In Nu-Sash of Indianapolis, Inc. d/b/a McKee Sunroom Designs v. Steve Carter, Indiana Attorney General, and Liberty Publishing, Inc. d/b/a Booster Club Productions, No. 49S02-0801-CV-16, Nu-Sash appealed a trial court order that the company respond within 10 days to a civil investigative demand (CID) issued by Attorney General Steve Carter regarding consumer complaints. At the hearing on the petition, the attorney general did not present any evidence to show why the demand is proper under Indiana Code Sections 4-6-3-1 through 6. The Indiana Court of Appeals affirmed the trial court didn't abuse its discretion because the attorney general met the statutory requirements for issuing a CID.
When someone fails to respond to a CID issued by the attorney general for information relevant to an investigation, the attorney general can file an application for an order to enforce the CID. During the hearing, the attorney general has to demonstrate to the trial court that the demand to enforce the CID is proper.

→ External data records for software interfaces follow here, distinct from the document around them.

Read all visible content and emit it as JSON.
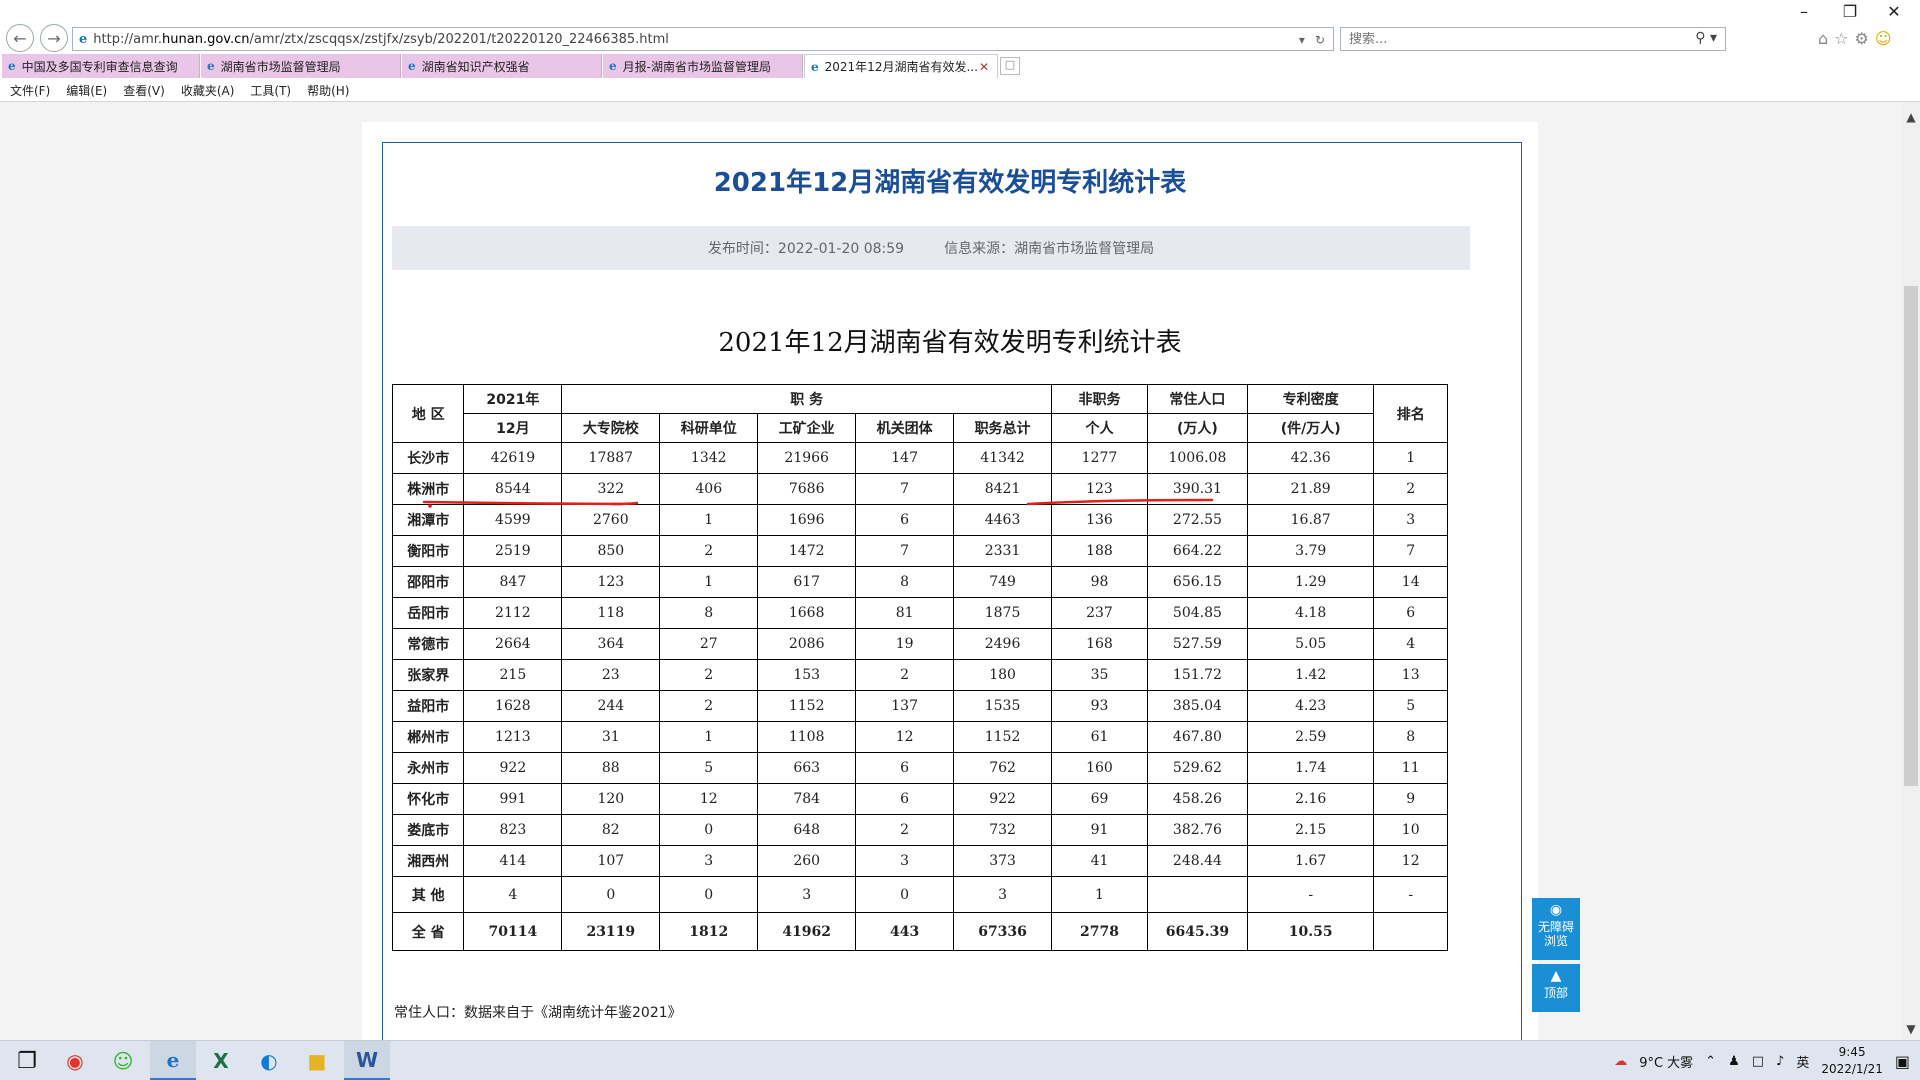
{
  "browser": {
    "url_prefix": "http://amr.",
    "url_host": "hunan.gov.cn",
    "url_path": "/amr/ztx/zscqqsx/zstjfx/zsyb/202201/t20220120_22466385.html",
    "search_placeholder": "搜索...",
    "tabs": [
      {
        "label": "中国及多国专利审查信息查询"
      },
      {
        "label": "湖南省市场监督管理局"
      },
      {
        "label": "湖南省知识产权强省"
      },
      {
        "label": "月报-湖南省市场监督管理局"
      },
      {
        "label": "2021年12月湖南省有效发..."
      }
    ],
    "menu": [
      "文件(F)",
      "编辑(E)",
      "查看(V)",
      "收藏夹(A)",
      "工具(T)",
      "帮助(H)"
    ]
  },
  "article": {
    "title": "2021年12月湖南省有效发明专利统计表",
    "publish_time": "发布时间：2022-01-20 08:59",
    "source": "信息来源：湖南省市场监督管理局",
    "table_title": "2021年12月湖南省有效发明专利统计表",
    "footnote": "常住人口：数据来自于《湖南统计年鉴2021》"
  },
  "table": {
    "headers": {
      "region": "地  区",
      "dec_line1": "2021年",
      "dec_line2": "12月",
      "service": "职  务",
      "universities": "大专院校",
      "research": "科研单位",
      "enterprises": "工矿企业",
      "institutions": "机关团体",
      "service_total": "职务总计",
      "nonservice_line1": "非职务",
      "nonservice_line2": "个人",
      "population_line1": "常住人口",
      "population_line2": "(万人)",
      "density_line1": "专利密度",
      "density_line2": "(件/万人)",
      "rank": "排名"
    },
    "rows": [
      [
        "长沙市",
        "42619",
        "17887",
        "1342",
        "21966",
        "147",
        "41342",
        "1277",
        "1006.08",
        "42.36",
        "1"
      ],
      [
        "株洲市",
        "8544",
        "322",
        "406",
        "7686",
        "7",
        "8421",
        "123",
        "390.31",
        "21.89",
        "2"
      ],
      [
        "湘潭市",
        "4599",
        "2760",
        "1",
        "1696",
        "6",
        "4463",
        "136",
        "272.55",
        "16.87",
        "3"
      ],
      [
        "衡阳市",
        "2519",
        "850",
        "2",
        "1472",
        "7",
        "2331",
        "188",
        "664.22",
        "3.79",
        "7"
      ],
      [
        "邵阳市",
        "847",
        "123",
        "1",
        "617",
        "8",
        "749",
        "98",
        "656.15",
        "1.29",
        "14"
      ],
      [
        "岳阳市",
        "2112",
        "118",
        "8",
        "1668",
        "81",
        "1875",
        "237",
        "504.85",
        "4.18",
        "6"
      ],
      [
        "常德市",
        "2664",
        "364",
        "27",
        "2086",
        "19",
        "2496",
        "168",
        "527.59",
        "5.05",
        "4"
      ],
      [
        "张家界",
        "215",
        "23",
        "2",
        "153",
        "2",
        "180",
        "35",
        "151.72",
        "1.42",
        "13"
      ],
      [
        "益阳市",
        "1628",
        "244",
        "2",
        "1152",
        "137",
        "1535",
        "93",
        "385.04",
        "4.23",
        "5"
      ],
      [
        "郴州市",
        "1213",
        "31",
        "1",
        "1108",
        "12",
        "1152",
        "61",
        "467.80",
        "2.59",
        "8"
      ],
      [
        "永州市",
        "922",
        "88",
        "5",
        "663",
        "6",
        "762",
        "160",
        "529.62",
        "1.74",
        "11"
      ],
      [
        "怀化市",
        "991",
        "120",
        "12",
        "784",
        "6",
        "922",
        "69",
        "458.26",
        "2.16",
        "9"
      ],
      [
        "娄底市",
        "823",
        "82",
        "0",
        "648",
        "2",
        "732",
        "91",
        "382.76",
        "2.15",
        "10"
      ],
      [
        "湘西州",
        "414",
        "107",
        "3",
        "260",
        "3",
        "373",
        "41",
        "248.44",
        "1.67",
        "12"
      ]
    ],
    "other": [
      "其  他",
      "4",
      "0",
      "0",
      "3",
      "0",
      "3",
      "1",
      "",
      "-",
      "-"
    ],
    "total": [
      "全  省",
      "70114",
      "23119",
      "1812",
      "41962",
      "443",
      "67336",
      "2778",
      "6645.39",
      "10.55",
      ""
    ]
  },
  "floating": {
    "access_line1": "无障碍",
    "access_line2": "浏览",
    "top_label": "顶部"
  },
  "taskbar": {
    "weather": "9°C  大雾",
    "ime": "英",
    "time": "9:45",
    "date": "2022/1/21"
  },
  "colors": {
    "title_blue": "#1a4f98",
    "frame_blue": "#1f5aa0",
    "annotation_red": "#e0201c",
    "float_blue": "#1a8fd6"
  }
}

In this case, the attorney general only presented an unsworn petition to show reason to enforce the CID. Even though the requirements of the other sections of the code were met, the attorney general has to establish only that there is an investigation and there are reasonable grounds that the person to whom the CID is directed has relevant information, Justice Theodore Boehm wrote. A demonstration can be a verified petition, affidavit, testimony, or other relevant evidence presented at a hearing.
"There is no allegation of abuse in this case, but history teaches that power can be and has been abused," he wrote. "Requiring the Attorney General to provide at least a verified petition to enforce affords all citizens some protection against 'fishing expeditions' or retaliatory or abusive CIDs that are unrelated to legitimate investigations, and imposes a mild deterrent to arbitrary use of government authority."